## Work request
Check each line of the entries below for the word "background" and state only how many lines have it.

## Input
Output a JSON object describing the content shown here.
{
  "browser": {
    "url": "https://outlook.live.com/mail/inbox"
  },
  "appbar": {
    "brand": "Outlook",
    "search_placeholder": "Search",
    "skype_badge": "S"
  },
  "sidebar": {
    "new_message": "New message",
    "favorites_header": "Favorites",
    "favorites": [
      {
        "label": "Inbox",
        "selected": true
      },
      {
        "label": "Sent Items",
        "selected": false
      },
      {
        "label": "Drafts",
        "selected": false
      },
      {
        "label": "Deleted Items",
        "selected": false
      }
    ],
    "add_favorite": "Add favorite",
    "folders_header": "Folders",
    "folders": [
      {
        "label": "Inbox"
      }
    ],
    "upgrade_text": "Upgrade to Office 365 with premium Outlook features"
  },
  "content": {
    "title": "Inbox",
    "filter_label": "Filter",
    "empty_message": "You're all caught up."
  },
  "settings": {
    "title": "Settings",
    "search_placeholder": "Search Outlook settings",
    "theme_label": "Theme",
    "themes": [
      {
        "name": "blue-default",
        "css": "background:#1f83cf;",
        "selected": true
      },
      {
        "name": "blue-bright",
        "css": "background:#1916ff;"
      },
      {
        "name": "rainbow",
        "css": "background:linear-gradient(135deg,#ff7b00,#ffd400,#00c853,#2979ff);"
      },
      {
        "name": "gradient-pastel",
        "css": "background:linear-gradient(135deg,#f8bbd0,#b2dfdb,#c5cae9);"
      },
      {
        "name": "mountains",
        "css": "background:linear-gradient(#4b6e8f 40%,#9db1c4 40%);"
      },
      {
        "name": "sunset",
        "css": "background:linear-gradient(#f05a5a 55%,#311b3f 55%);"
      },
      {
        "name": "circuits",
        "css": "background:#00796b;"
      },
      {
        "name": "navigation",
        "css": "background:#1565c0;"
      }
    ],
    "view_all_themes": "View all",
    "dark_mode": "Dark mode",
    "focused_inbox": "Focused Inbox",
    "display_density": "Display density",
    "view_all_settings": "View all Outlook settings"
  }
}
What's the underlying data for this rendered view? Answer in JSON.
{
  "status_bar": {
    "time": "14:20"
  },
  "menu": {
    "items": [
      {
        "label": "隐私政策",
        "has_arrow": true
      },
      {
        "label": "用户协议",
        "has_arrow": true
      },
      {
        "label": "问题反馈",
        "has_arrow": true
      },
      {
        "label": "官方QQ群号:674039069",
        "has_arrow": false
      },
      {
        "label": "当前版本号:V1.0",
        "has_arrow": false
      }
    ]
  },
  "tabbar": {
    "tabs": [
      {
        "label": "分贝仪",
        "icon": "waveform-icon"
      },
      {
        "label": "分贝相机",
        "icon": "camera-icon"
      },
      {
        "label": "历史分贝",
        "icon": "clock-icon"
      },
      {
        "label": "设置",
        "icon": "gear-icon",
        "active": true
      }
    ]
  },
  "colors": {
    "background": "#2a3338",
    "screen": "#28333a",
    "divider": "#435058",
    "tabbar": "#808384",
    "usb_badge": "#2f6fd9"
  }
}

## Answer box
9